**Goal of the exercise**
Set down each entry from the block beneath, exactly as written.

-=-=-

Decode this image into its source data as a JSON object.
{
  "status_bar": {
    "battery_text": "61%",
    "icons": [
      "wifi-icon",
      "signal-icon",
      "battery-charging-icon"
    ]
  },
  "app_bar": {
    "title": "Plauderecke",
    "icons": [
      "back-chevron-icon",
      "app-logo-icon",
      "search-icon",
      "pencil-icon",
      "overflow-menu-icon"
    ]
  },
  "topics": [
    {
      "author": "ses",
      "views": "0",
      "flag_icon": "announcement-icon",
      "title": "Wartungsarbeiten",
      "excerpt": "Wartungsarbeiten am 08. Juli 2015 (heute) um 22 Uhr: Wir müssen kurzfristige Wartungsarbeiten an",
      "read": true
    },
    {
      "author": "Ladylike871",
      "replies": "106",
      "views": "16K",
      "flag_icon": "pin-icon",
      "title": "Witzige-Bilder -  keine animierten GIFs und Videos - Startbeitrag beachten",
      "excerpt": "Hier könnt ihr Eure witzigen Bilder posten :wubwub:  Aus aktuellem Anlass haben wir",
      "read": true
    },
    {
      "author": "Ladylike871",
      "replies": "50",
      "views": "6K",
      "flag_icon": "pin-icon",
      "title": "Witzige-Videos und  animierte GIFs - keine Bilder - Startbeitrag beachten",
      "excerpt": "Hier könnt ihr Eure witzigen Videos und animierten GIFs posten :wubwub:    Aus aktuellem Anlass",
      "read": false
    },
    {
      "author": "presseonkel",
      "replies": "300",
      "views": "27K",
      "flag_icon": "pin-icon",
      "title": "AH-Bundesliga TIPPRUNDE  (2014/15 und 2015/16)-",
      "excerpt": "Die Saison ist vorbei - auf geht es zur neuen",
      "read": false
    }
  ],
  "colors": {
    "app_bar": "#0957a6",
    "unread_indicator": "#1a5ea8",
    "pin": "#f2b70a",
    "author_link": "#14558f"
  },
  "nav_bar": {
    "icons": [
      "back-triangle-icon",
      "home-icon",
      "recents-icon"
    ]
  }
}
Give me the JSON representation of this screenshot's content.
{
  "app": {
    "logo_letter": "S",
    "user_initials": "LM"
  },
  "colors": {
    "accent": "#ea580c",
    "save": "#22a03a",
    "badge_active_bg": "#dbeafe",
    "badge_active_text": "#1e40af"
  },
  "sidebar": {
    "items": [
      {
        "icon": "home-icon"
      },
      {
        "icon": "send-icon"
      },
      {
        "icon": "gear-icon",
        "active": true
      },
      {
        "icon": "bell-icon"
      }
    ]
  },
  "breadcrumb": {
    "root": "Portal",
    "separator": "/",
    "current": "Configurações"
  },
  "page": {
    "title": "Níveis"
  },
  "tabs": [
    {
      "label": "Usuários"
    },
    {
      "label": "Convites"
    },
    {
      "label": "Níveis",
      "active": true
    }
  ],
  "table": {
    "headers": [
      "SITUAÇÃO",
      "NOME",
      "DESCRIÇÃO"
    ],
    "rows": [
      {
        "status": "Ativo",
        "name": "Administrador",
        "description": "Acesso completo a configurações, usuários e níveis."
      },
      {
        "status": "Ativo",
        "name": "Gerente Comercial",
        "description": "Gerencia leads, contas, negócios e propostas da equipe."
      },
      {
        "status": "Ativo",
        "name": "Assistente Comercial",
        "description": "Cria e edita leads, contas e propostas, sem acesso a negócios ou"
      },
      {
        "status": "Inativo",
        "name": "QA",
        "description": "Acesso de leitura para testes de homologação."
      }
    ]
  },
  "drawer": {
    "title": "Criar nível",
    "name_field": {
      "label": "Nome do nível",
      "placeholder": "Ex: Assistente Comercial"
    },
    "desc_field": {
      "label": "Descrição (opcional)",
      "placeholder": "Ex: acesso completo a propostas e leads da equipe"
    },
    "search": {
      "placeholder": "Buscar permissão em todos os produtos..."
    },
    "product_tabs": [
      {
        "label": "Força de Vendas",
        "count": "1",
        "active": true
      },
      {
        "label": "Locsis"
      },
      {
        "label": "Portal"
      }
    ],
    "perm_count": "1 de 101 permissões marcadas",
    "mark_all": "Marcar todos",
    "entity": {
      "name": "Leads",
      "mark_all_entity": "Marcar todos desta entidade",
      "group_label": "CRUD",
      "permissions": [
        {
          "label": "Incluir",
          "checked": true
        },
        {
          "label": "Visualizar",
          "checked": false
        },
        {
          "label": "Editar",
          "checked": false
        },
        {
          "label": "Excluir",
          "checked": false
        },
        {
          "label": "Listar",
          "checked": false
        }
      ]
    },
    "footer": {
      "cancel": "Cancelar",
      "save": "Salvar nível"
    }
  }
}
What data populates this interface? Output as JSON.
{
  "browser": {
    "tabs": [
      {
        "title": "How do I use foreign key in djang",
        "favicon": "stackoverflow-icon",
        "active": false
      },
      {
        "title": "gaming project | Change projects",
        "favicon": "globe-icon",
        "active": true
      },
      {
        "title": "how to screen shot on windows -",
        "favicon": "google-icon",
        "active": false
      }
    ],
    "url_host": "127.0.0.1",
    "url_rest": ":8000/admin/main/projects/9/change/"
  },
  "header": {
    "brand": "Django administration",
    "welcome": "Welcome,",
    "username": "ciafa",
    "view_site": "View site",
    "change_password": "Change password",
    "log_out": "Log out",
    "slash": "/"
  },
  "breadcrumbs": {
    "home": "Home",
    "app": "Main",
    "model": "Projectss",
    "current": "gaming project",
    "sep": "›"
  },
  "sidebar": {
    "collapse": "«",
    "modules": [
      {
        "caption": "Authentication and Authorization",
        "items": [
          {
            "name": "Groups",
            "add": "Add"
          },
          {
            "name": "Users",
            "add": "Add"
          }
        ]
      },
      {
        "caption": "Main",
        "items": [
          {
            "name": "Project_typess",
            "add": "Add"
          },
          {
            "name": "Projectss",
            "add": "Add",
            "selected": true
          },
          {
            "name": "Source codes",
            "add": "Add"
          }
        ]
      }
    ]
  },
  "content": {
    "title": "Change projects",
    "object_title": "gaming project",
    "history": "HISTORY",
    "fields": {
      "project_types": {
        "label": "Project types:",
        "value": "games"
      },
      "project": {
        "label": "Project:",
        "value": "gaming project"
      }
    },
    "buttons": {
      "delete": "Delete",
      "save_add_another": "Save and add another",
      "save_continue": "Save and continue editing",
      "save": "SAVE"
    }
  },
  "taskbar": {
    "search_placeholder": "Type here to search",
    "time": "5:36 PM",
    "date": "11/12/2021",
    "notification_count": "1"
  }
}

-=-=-

**The answer**
Decode this image into its source data as a JSON object.
{
  "status_bar": {
    "battery_text": "61%",
    "icons": [
      "wifi-icon",
      "signal-icon",
      "battery-charging-icon"
    ]
  },
  "app_bar": {
    "title": "Plauderecke",
    "icons": [
      "back-chevron-icon",
      "app-logo-icon",
      "search-icon",
      "pencil-icon",
      "overflow-menu-icon"
    ]
  },
  "topics": [
    {
      "author": "ses",
      "views": "0",
      "flag_icon": "announcement-icon",
      "title": "Wartungsarbeiten",
      "excerpt": "Wartungsarbeiten am 08. Juli 2015 (heute) um 22 Uhr: Wir müssen kurzfristige Wartungsarbeiten an",
      "read": true
    },
    {
      "author": "Ladylike871",
      "replies": "106",
      "views": "16K",
      "flag_icon": "pin-icon",
      "title": "Witzige-Bilder -  keine animierten GIFs und Videos - Startbeitrag beachten",
      "excerpt": "Hier könnt ihr Eure witzigen Bilder posten :wubwub:  Aus aktuellem Anlass haben wir",
      "read": true
    },
    {
      "author": "Ladylike871",
      "replies": "50",
      "views": "6K",
      "flag_icon": "pin-icon",
      "title": "Witzige-Videos und  animierte GIFs - keine Bilder - Startbeitrag beachten",
      "excerpt": "Hier könnt ihr Eure witzigen Videos und animierten GIFs posten :wubwub:    Aus aktuellem Anlass",
      "read": false
    },
    {
      "author": "presseonkel",
      "replies": "300",
      "views": "27K",
      "flag_icon": "pin-icon",
      "title": "AH-Bundesliga TIPPRUNDE  (2014/15 und 2015/16)-",
      "excerpt": "Die Saison ist vorbei - auf geht es zur neuen",
      "read": false
    }
  ],
  "colors": {
    "app_bar": "#0957a6",
    "unread_indicator": "#1a5ea8",
    "pin": "#f2b70a",
    "author_link": "#14558f"
  },
  "nav_bar": {
    "icons": [
      "back-triangle-icon",
      "home-icon",
      "recents-icon"
    ]
  }
}
Give me the JSON representation of this screenshot's content.
{
  "app": {
    "logo_letter": "S",
    "user_initials": "LM"
  },
  "colors": {
    "accent": "#ea580c",
    "save": "#22a03a",
    "badge_active_bg": "#dbeafe",
    "badge_active_text": "#1e40af"
  },
  "sidebar": {
    "items": [
      {
        "icon": "home-icon"
      },
      {
        "icon": "send-icon"
      },
      {
        "icon": "gear-icon",
        "active": true
      },
      {
        "icon": "bell-icon"
      }
    ]
  },
  "breadcrumb": {
    "root": "Portal",
    "separator": "/",
    "current": "Configurações"
  },
  "page": {
    "title": "Níveis"
  },
  "tabs": [
    {
      "label": "Usuários"
    },
    {
      "label": "Convites"
    },
    {
      "label": "Níveis",
      "active": true
    }
  ],
  "table": {
    "headers": [
      "SITUAÇÃO",
      "NOME",
      "DESCRIÇÃO"
    ],
    "rows": [
      {
        "status": "Ativo",
        "name": "Administrador",
        "description": "Acesso completo a configurações, usuários e níveis."
      },
      {
        "status": "Ativo",
        "name": "Gerente Comercial",
        "description": "Gerencia leads, contas, negócios e propostas da equipe."
      },
      {
        "status": "Ativo",
        "name": "Assistente Comercial",
        "description": "Cria e edita leads, contas e propostas, sem acesso a negócios ou"
      },
      {
        "status": "Inativo",
        "name": "QA",
        "description": "Acesso de leitura para testes de homologação."
      }
    ]
  },
  "drawer": {
    "title": "Criar nível",
    "name_field": {
      "label": "Nome do nível",
      "placeholder": "Ex: Assistente Comercial"
    },
    "desc_field": {
      "label": "Descrição (opcional)",
      "placeholder": "Ex: acesso completo a propostas e leads da equipe"
    },
    "search": {
      "placeholder": "Buscar permissão em todos os produtos..."
    },
    "product_tabs": [
      {
        "label": "Força de Vendas",
        "count": "1",
        "active": true
      },
      {
        "label": "Locsis"
      },
      {
        "label": "Portal"
      }
    ],
    "perm_count": "1 de 101 permissões marcadas",
    "mark_all": "Marcar todos",
    "entity": {
      "name": "Leads",
      "mark_all_entity": "Marcar todos desta entidade",
      "group_label": "CRUD",
      "permissions": [
        {
          "label": "Incluir",
          "checked": true
        },
        {
          "label": "Visualizar",
          "checked": false
        },
        {
          "label": "Editar",
          "checked": false
        },
        {
          "label": "Excluir",
          "checked": false
        },
        {
          "label": "Listar",
          "checked": false
        }
      ]
    },
    "footer": {
      "cancel": "Cancelar",
      "save": "Salvar nível"
    }
  }
}
What data populates this interface? Output as JSON.
{
  "browser": {
    "tabs": [
      {
        "title": "How do I use foreign key in djang",
        "favicon": "stackoverflow-icon",
        "active": false
      },
      {
        "title": "gaming project | Change projects",
        "favicon": "globe-icon",
        "active": true
      },
      {
        "title": "how to screen shot on windows -",
        "favicon": "google-icon",
        "active": false
      }
    ],
    "url_host": "127.0.0.1",
    "url_rest": ":8000/admin/main/projects/9/change/"
  },
  "header": {
    "brand": "Django administration",
    "welcome": "Welcome,",
    "username": "ciafa",
    "view_site": "View site",
    "change_password": "Change password",
    "log_out": "Log out",
    "slash": "/"
  },
  "breadcrumbs": {
    "home": "Home",
    "app": "Main",
    "model": "Projectss",
    "current": "gaming project",
    "sep": "›"
  },
  "sidebar": {
    "collapse": "«",
    "modules": [
      {
        "caption": "Authentication and Authorization",
        "items": [
          {
            "name": "Groups",
            "add": "Add"
          },
          {
            "name": "Users",
            "add": "Add"
          }
        ]
      },
      {
        "caption": "Main",
        "items": [
          {
            "name": "Project_typess",
            "add": "Add"
          },
          {
            "name": "Projectss",
            "add": "Add",
            "selected": true
          },
          {
            "name": "Source codes",
            "add": "Add"
          }
        ]
      }
    ]
  },
  "content": {
    "title": "Change projects",
    "object_title": "gaming project",
    "history": "HISTORY",
    "fields": {
      "project_types": {
        "label": "Project types:",
        "value": "games"
      },
      "project": {
        "label": "Project:",
        "value": "gaming project"
      }
    },
    "buttons": {
      "delete": "Delete",
      "save_add_another": "Save and add another",
      "save_continue": "Save and continue editing",
      "save": "SAVE"
    }
  },
  "taskbar": {
    "search_placeholder": "Type here to search",
    "time": "5:36 PM",
    "date": "11/12/2021",
    "notification_count": "1"
  }
}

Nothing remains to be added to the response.